The pace of the war, which has been slowed by poor weather in recent days, is likely to pick up in the coming weeks as temperatures drop and the ground freezes, the Washington-based think tank said. an up-to-date assessment of the war. Although both sides are mired in mud, the Institute for War Studies said that as both sides increased movement, the drop in temperature would “accelerate the pace of the battle”.
“At that time, it is unclear whether either side is actively planning and preparing to resume major offensive or counteroffensive operations, but the climatic factors that have impeded such operations will begin to dissipate,” the assessment said.
The Russian leader acknowledged that the military needs more doctors and equipment
A prominent Russian nationalist has said that the Russian army does not have enough doctors. Leonid Slutsky, leader of the populist Liberal Democratic Party, made a rare public acknowledgment of problems within the army during a meeting with mothers of soldiers conscripted to fight in Ukraine.
“There are not enough doctors in the military units, everyone says so,” said Slutsky, chairman of the lower house of parliament’s foreign relations committee, during a meeting in St. Petersburg. “I can’t say they don’t exist at all, but they’re barely visible.”
Noting that the world is watching Russia, Slutsky stressed that “we have very difficult questions to answer when we can’t take care of our socks, shorts, doctors, intelligence, communications, and just taking care of our children.”
Olga Suyetina said her son told her the soldiers were underarmed.
“No gun sights, nothing, we have to buy them with crowdfunding,” he said. “They left Kharkov, there was zero, there was no polyethylene to cover the hole.”
Despite Russian missile strikes, new businesses are opening up across Ukraine. According to the government, 15,000 enterprises were registered in April, and 23,000 in August. More businesses opened than closed.
On October 2, “Vivat” bookstore was opened in Kyiv, and 1200 people came. During the air raids, customers queued for up to 40 minutes to buy books. Vivat made news in April at a book launch in a Kharkiv bomb shelter.
“By opening a bookstore in Kyiv, we wanted to show that the publishing house is alive,” said Yuliya Orlova, an employee of Vivat.

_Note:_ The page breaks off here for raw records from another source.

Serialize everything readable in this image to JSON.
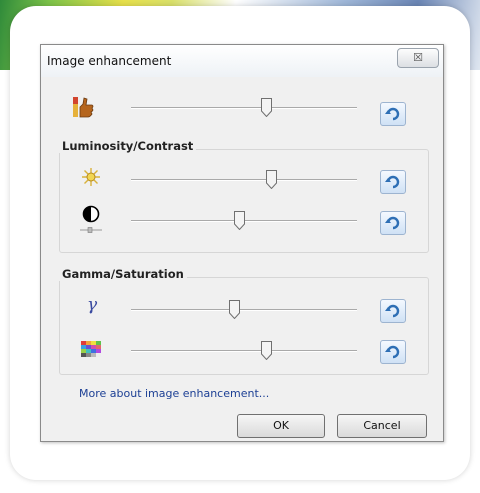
{
  "dialog": {
    "title": "Image enhancement",
    "close_glyph": "☒",
    "close_icon": "close-icon"
  },
  "sliders": {
    "color_balance": {
      "icon": "color-balance-icon",
      "value": 0.6
    },
    "luminosity": {
      "icon": "luminosity-sun-icon",
      "value": 0.62
    },
    "contrast": {
      "icon": "contrast-icon",
      "value": 0.48
    },
    "gamma": {
      "icon": "gamma-icon",
      "glyph": "γ",
      "value": 0.46
    },
    "saturation": {
      "icon": "saturation-grid-icon",
      "value": 0.6
    }
  },
  "groups": {
    "luminosity_contrast": {
      "label": "Luminosity/Contrast"
    },
    "gamma_saturation": {
      "label": "Gamma/Saturation"
    }
  },
  "links": {
    "more_about": "More about image enhancement..."
  },
  "buttons": {
    "ok": "OK",
    "cancel": "Cancel",
    "reset_icon": "undo-icon"
  },
  "colors": {
    "link": "#1c3f94",
    "reset_button_fill": "#cfe1f5",
    "reset_arrow": "#2e6fb5",
    "dialog_background": "#f0f0f0"
  }
}
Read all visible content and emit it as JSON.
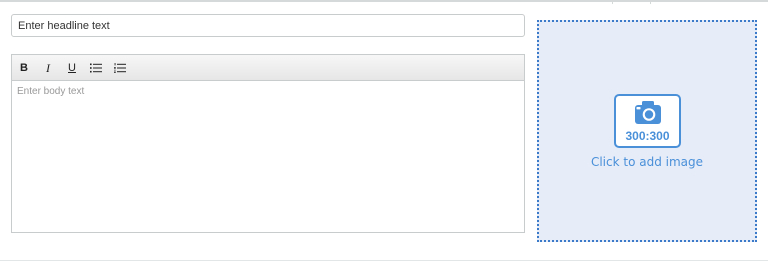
{
  "headline": {
    "placeholder": "Enter headline text"
  },
  "editor": {
    "toolbar": {
      "bold_label": "B",
      "italic_label": "I",
      "underline_label": "U",
      "bullets_icon": "bulleted-list-icon",
      "numbers_icon": "numbered-list-icon"
    },
    "body_placeholder": "Enter body text"
  },
  "image_upload": {
    "icon": "camera-icon",
    "ratio": "300:300",
    "label": "Click to add image"
  },
  "colors": {
    "accent": "#4a90d9",
    "dropzone_border": "#3b79c9",
    "dropzone_background": "#e6ecf8"
  }
}
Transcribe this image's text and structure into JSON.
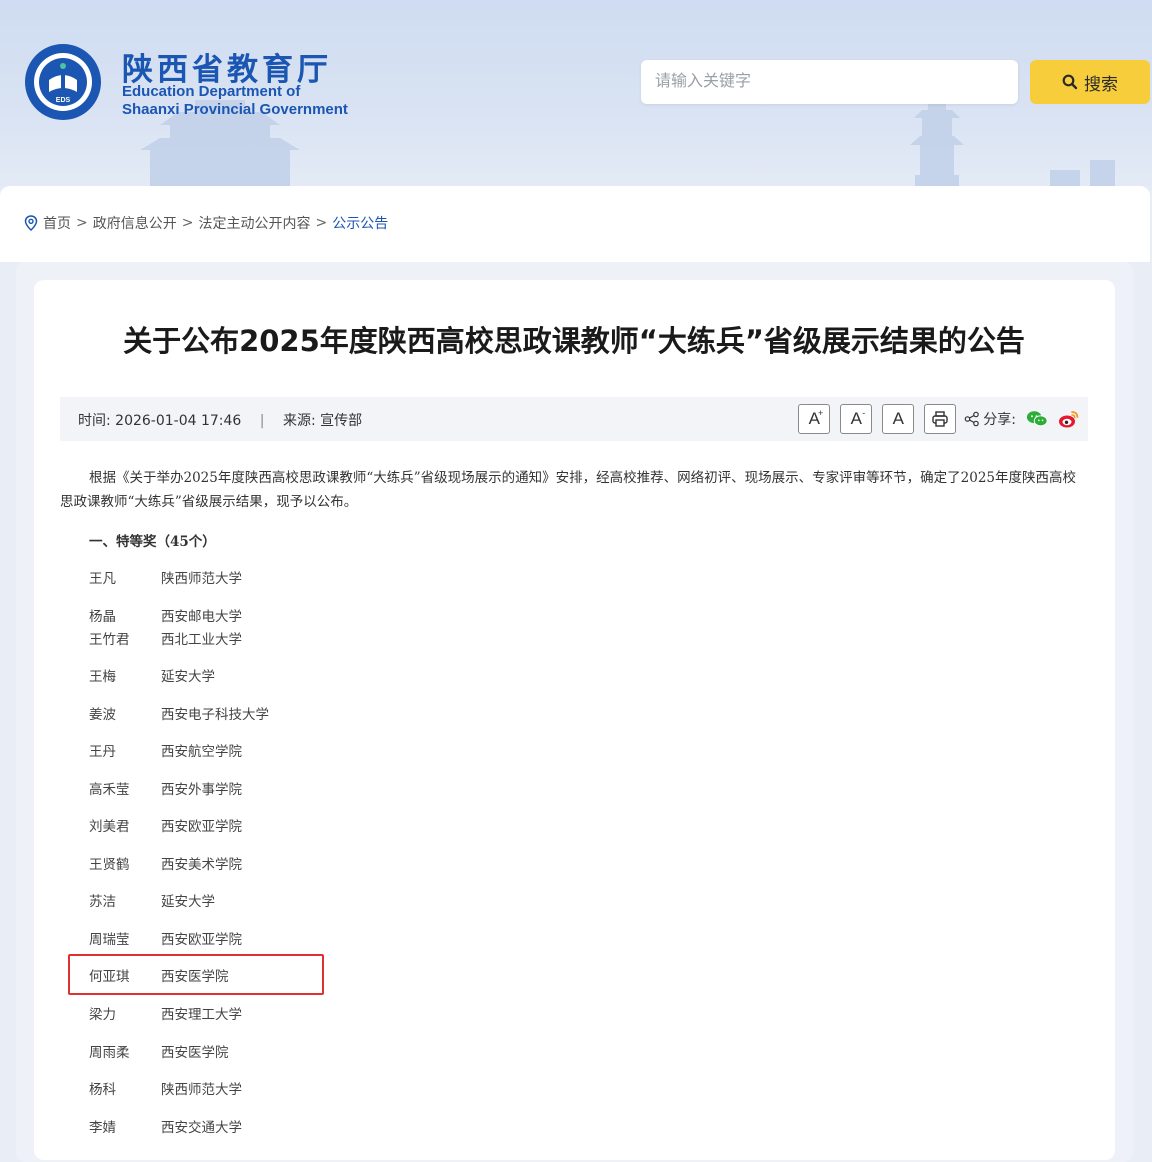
{
  "header": {
    "logo_text": "EDUCATION DEPARTMENT OF SHAANXI EDS",
    "brand_cn": "陕西省教育厅",
    "brand_en_line1": "Education Department of",
    "brand_en_line2": "Shaanxi Provincial Government",
    "search_placeholder": "请输入关键字",
    "search_button": "搜索"
  },
  "breadcrumb": {
    "items": [
      "首页",
      "政府信息公开",
      "法定主动公开内容",
      "公示公告"
    ],
    "separator": ">"
  },
  "article": {
    "title": "关于公布2025年度陕西高校思政课教师“大练兵”省级展示结果的公告",
    "time_label": "时间:",
    "time_value": "2026-01-04 17:46",
    "source_label": "来源:",
    "source_value": "宣传部",
    "share_label": "分享:",
    "font_tools": [
      "A",
      "A",
      "A"
    ],
    "intro": "根据《关于举办2025年度陕西高校思政课教师“大练兵”省级现场展示的通知》安排，经高校推荐、网络初评、现场展示、专家评审等环节，确定了2025年度陕西高校思政课教师“大练兵”省级展示结果，现予以公布。",
    "section_title": "一、特等奖（45个）",
    "winners": [
      {
        "name": "王凡",
        "school": "陕西师范大学"
      },
      {
        "name": "杨晶",
        "school": "西安邮电大学"
      },
      {
        "name": "王竹君",
        "school": "西北工业大学"
      },
      {
        "name": "王梅",
        "school": "延安大学"
      },
      {
        "name": "姜波",
        "school": "西安电子科技大学"
      },
      {
        "name": "王丹",
        "school": "西安航空学院"
      },
      {
        "name": "高禾莹",
        "school": "西安外事学院"
      },
      {
        "name": "刘美君",
        "school": "西安欧亚学院"
      },
      {
        "name": "王贤鹤",
        "school": "西安美术学院"
      },
      {
        "name": "苏洁",
        "school": "延安大学"
      },
      {
        "name": "周瑞莹",
        "school": "西安欧亚学院"
      },
      {
        "name": "何亚琪",
        "school": "西安医学院"
      },
      {
        "name": "梁力",
        "school": "西安理工大学"
      },
      {
        "name": "周雨柔",
        "school": "西安医学院"
      },
      {
        "name": "杨科",
        "school": "陕西师范大学"
      },
      {
        "name": "李婧",
        "school": "西安交通大学"
      }
    ],
    "highlighted_winner": "何亚琪"
  },
  "colors": {
    "brand_blue": "#1b56b3",
    "search_yellow": "#f7cd3c",
    "highlight_red": "#e03030"
  },
  "icons": [
    "location-pin-icon",
    "search-icon",
    "print-icon",
    "share-icon",
    "wechat-icon",
    "weibo-icon"
  ]
}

Thousands of residents of the southern Ukrainian city of Kherson, which celebrated its liberation a few weeks ago, are fleeing. The governor of Kherson, Yaroslav Yanushevich, said on Sunday that one person was killed and two children were wounded after the Russian army shelled the region 54 times over the past day. Janushevich, Telegram said Russia had “deliberately” targeted civilian infrastructure and civilians. In the city of Kherson, residential buildings, garages and educational institutions were affected, and eight nearby villages were affected by the fire, Yanushevich said.
“The Russians continue to use terror tactics,” the governor said.
Russian President V. Putin met with mothers whose children are serving in the Russian army in Ukraine and who were killed during the war. Addressing mothers two days before Russia’s Mother’s Day, Putin said he often talks to soldiers on the front lines and is in good spirits. He also paid tribute to the fallen soldiers.
“I can’t say some official standard things about condolence,” he said to the mothers of the dead. “But I personally and the entire leadership of the country share your pain. We understand that nothing can replace the loss of a son, the loss of a child.”
Contributor: Associated Press